_Problem to solve_:
Restate the full set of records exactly, without adding or dropping a word.
- Opening Delimiter -
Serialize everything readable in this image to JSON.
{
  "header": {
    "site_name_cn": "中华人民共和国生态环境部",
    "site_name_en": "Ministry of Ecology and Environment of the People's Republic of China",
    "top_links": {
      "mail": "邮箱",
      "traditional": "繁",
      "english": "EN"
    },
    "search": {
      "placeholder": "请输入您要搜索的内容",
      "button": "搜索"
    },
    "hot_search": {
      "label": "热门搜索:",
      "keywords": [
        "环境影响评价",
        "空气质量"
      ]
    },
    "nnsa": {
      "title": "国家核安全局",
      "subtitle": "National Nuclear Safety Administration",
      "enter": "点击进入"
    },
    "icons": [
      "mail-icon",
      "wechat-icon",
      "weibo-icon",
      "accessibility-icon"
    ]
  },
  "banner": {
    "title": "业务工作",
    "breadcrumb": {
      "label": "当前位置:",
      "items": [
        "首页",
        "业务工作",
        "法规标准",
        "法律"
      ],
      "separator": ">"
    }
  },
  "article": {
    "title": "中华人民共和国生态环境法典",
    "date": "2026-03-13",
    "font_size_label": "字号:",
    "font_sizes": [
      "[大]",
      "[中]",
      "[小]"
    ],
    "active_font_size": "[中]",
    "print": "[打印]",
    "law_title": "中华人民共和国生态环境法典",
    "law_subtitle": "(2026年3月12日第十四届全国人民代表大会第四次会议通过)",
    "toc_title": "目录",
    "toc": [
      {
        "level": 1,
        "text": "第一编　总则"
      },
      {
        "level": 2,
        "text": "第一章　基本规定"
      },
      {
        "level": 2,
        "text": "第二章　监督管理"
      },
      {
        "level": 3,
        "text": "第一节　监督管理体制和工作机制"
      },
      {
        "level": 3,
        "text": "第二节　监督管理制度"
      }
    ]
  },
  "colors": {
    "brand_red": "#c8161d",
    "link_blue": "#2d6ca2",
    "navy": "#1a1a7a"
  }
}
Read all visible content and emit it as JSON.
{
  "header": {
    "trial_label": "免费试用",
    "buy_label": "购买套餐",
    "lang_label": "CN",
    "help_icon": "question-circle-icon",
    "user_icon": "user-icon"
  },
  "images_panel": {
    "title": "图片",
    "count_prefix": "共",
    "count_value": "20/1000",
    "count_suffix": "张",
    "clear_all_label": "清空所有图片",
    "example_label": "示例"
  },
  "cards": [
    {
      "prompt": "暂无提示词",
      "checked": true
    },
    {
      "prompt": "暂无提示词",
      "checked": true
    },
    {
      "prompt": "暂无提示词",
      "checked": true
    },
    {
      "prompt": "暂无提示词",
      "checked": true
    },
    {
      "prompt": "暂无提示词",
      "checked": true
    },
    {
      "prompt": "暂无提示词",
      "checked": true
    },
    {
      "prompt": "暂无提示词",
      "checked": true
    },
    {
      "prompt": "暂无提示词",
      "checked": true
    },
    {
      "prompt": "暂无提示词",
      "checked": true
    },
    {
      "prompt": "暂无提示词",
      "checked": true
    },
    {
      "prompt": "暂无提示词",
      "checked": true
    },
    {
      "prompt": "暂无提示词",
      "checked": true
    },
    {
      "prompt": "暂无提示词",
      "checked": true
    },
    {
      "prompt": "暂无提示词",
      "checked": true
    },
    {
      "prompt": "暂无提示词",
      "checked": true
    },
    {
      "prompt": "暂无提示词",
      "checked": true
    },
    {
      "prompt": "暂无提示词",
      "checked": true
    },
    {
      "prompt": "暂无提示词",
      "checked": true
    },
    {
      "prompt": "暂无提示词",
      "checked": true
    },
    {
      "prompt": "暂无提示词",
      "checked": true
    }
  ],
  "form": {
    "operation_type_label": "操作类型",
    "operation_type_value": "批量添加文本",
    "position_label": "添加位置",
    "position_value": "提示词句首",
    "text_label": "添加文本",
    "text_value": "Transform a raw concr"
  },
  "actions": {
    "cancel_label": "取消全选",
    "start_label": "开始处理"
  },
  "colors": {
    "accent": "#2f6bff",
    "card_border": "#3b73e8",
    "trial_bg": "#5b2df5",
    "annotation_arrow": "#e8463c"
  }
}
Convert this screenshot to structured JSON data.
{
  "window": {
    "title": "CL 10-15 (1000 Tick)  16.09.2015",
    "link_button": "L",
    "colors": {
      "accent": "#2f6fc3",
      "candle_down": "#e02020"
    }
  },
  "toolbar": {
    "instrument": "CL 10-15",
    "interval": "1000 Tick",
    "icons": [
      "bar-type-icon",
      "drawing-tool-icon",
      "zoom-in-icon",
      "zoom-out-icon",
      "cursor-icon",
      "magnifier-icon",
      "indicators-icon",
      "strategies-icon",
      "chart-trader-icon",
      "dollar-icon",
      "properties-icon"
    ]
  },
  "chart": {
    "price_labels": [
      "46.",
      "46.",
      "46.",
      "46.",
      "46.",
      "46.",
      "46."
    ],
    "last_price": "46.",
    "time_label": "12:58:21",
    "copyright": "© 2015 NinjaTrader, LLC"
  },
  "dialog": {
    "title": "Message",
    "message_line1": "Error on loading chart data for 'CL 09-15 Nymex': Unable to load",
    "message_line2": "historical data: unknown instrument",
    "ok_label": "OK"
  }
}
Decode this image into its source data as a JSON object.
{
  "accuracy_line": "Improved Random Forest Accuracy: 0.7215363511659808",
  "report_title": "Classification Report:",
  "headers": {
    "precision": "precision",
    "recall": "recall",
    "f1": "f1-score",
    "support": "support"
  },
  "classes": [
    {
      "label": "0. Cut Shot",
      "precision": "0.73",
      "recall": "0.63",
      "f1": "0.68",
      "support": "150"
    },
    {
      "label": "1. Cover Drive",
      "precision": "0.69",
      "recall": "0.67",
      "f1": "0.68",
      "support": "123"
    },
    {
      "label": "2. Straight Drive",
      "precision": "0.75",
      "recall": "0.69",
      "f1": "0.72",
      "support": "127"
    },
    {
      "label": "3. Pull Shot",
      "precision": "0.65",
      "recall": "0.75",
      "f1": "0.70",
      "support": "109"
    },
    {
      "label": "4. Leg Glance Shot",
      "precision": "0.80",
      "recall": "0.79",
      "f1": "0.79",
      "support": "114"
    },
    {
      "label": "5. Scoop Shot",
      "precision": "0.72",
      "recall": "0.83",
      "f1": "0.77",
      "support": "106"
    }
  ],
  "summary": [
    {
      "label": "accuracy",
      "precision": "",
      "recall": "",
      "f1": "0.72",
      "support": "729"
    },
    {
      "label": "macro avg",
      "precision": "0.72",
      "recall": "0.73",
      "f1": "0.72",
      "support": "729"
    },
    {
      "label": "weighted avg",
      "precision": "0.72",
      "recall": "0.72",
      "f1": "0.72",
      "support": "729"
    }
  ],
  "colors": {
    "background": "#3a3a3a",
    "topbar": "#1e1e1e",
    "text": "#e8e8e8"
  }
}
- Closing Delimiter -
_Result for this task_:
Serialize everything readable in this image to JSON.
{
  "header": {
    "site_name_cn": "中华人民共和国生态环境部",
    "site_name_en": "Ministry of Ecology and Environment of the People's Republic of China",
    "top_links": {
      "mail": "邮箱",
      "traditional": "繁",
      "english": "EN"
    },
    "search": {
      "placeholder": "请输入您要搜索的内容",
      "button": "搜索"
    },
    "hot_search": {
      "label": "热门搜索:",
      "keywords": [
        "环境影响评价",
        "空气质量"
      ]
    },
    "nnsa": {
      "title": "国家核安全局",
      "subtitle": "National Nuclear Safety Administration",
      "enter": "点击进入"
    },
    "icons": [
      "mail-icon",
      "wechat-icon",
      "weibo-icon",
      "accessibility-icon"
    ]
  },
  "banner": {
    "title": "业务工作",
    "breadcrumb": {
      "label": "当前位置:",
      "items": [
        "首页",
        "业务工作",
        "法规标准",
        "法律"
      ],
      "separator": ">"
    }
  },
  "article": {
    "title": "中华人民共和国生态环境法典",
    "date": "2026-03-13",
    "font_size_label": "字号:",
    "font_sizes": [
      "[大]",
      "[中]",
      "[小]"
    ],
    "active_font_size": "[中]",
    "print": "[打印]",
    "law_title": "中华人民共和国生态环境法典",
    "law_subtitle": "(2026年3月12日第十四届全国人民代表大会第四次会议通过)",
    "toc_title": "目录",
    "toc": [
      {
        "level": 1,
        "text": "第一编　总则"
      },
      {
        "level": 2,
        "text": "第一章　基本规定"
      },
      {
        "level": 2,
        "text": "第二章　监督管理"
      },
      {
        "level": 3,
        "text": "第一节　监督管理体制和工作机制"
      },
      {
        "level": 3,
        "text": "第二节　监督管理制度"
      }
    ]
  },
  "colors": {
    "brand_red": "#c8161d",
    "link_blue": "#2d6ca2",
    "navy": "#1a1a7a"
  }
}
Read all visible content and emit it as JSON.
{
  "header": {
    "trial_label": "免费试用",
    "buy_label": "购买套餐",
    "lang_label": "CN",
    "help_icon": "question-circle-icon",
    "user_icon": "user-icon"
  },
  "images_panel": {
    "title": "图片",
    "count_prefix": "共",
    "count_value": "20/1000",
    "count_suffix": "张",
    "clear_all_label": "清空所有图片",
    "example_label": "示例"
  },
  "cards": [
    {
      "prompt": "暂无提示词",
      "checked": true
    },
    {
      "prompt": "暂无提示词",
      "checked": true
    },
    {
      "prompt": "暂无提示词",
      "checked": true
    },
    {
      "prompt": "暂无提示词",
      "checked": true
    },
    {
      "prompt": "暂无提示词",
      "checked": true
    },
    {
      "prompt": "暂无提示词",
      "checked": true
    },
    {
      "prompt": "暂无提示词",
      "checked": true
    },
    {
      "prompt": "暂无提示词",
      "checked": true
    },
    {
      "prompt": "暂无提示词",
      "checked": true
    },
    {
      "prompt": "暂无提示词",
      "checked": true
    },
    {
      "prompt": "暂无提示词",
      "checked": true
    },
    {
      "prompt": "暂无提示词",
      "checked": true
    },
    {
      "prompt": "暂无提示词",
      "checked": true
    },
    {
      "prompt": "暂无提示词",
      "checked": true
    },
    {
      "prompt": "暂无提示词",
      "checked": true
    },
    {
      "prompt": "暂无提示词",
      "checked": true
    },
    {
      "prompt": "暂无提示词",
      "checked": true
    },
    {
      "prompt": "暂无提示词",
      "checked": true
    },
    {
      "prompt": "暂无提示词",
      "checked": true
    },
    {
      "prompt": "暂无提示词",
      "checked": true
    }
  ],
  "form": {
    "operation_type_label": "操作类型",
    "operation_type_value": "批量添加文本",
    "position_label": "添加位置",
    "position_value": "提示词句首",
    "text_label": "添加文本",
    "text_value": "Transform a raw concr"
  },
  "actions": {
    "cancel_label": "取消全选",
    "start_label": "开始处理"
  },
  "colors": {
    "accent": "#2f6bff",
    "card_border": "#3b73e8",
    "trial_bg": "#5b2df5",
    "annotation_arrow": "#e8463c"
  }
}
Convert this screenshot to structured JSON data.
{
  "window": {
    "title": "CL 10-15 (1000 Tick)  16.09.2015",
    "link_button": "L",
    "colors": {
      "accent": "#2f6fc3",
      "candle_down": "#e02020"
    }
  },
  "toolbar": {
    "instrument": "CL 10-15",
    "interval": "1000 Tick",
    "icons": [
      "bar-type-icon",
      "drawing-tool-icon",
      "zoom-in-icon",
      "zoom-out-icon",
      "cursor-icon",
      "magnifier-icon",
      "indicators-icon",
      "strategies-icon",
      "chart-trader-icon",
      "dollar-icon",
      "properties-icon"
    ]
  },
  "chart": {
    "price_labels": [
      "46.",
      "46.",
      "46.",
      "46.",
      "46.",
      "46.",
      "46."
    ],
    "last_price": "46.",
    "time_label": "12:58:21",
    "copyright": "© 2015 NinjaTrader, LLC"
  },
  "dialog": {
    "title": "Message",
    "message_line1": "Error on loading chart data for 'CL 09-15 Nymex': Unable to load",
    "message_line2": "historical data: unknown instrument",
    "ok_label": "OK"
  }
}
Decode this image into its source data as a JSON object.
{
  "accuracy_line": "Improved Random Forest Accuracy: 0.7215363511659808",
  "report_title": "Classification Report:",
  "headers": {
    "precision": "precision",
    "recall": "recall",
    "f1": "f1-score",
    "support": "support"
  },
  "classes": [
    {
      "label": "0. Cut Shot",
      "precision": "0.73",
      "recall": "0.63",
      "f1": "0.68",
      "support": "150"
    },
    {
      "label": "1. Cover Drive",
      "precision": "0.69",
      "recall": "0.67",
      "f1": "0.68",
      "support": "123"
    },
    {
      "label": "2. Straight Drive",
      "precision": "0.75",
      "recall": "0.69",
      "f1": "0.72",
      "support": "127"
    },
    {
      "label": "3. Pull Shot",
      "precision": "0.65",
      "recall": "0.75",
      "f1": "0.70",
      "support": "109"
    },
    {
      "label": "4. Leg Glance Shot",
      "precision": "0.80",
      "recall": "0.79",
      "f1": "0.79",
      "support": "114"
    },
    {
      "label": "5. Scoop Shot",
      "precision": "0.72",
      "recall": "0.83",
      "f1": "0.77",
      "support": "106"
    }
  ],
  "summary": [
    {
      "label": "accuracy",
      "precision": "",
      "recall": "",
      "f1": "0.72",
      "support": "729"
    },
    {
      "label": "macro avg",
      "precision": "0.72",
      "recall": "0.73",
      "f1": "0.72",
      "support": "729"
    },
    {
      "label": "weighted avg",
      "precision": "0.72",
      "recall": "0.72",
      "f1": "0.72",
      "support": "729"
    }
  ],
  "colors": {
    "background": "#3a3a3a",
    "topbar": "#1e1e1e",
    "text": "#e8e8e8"
  }
}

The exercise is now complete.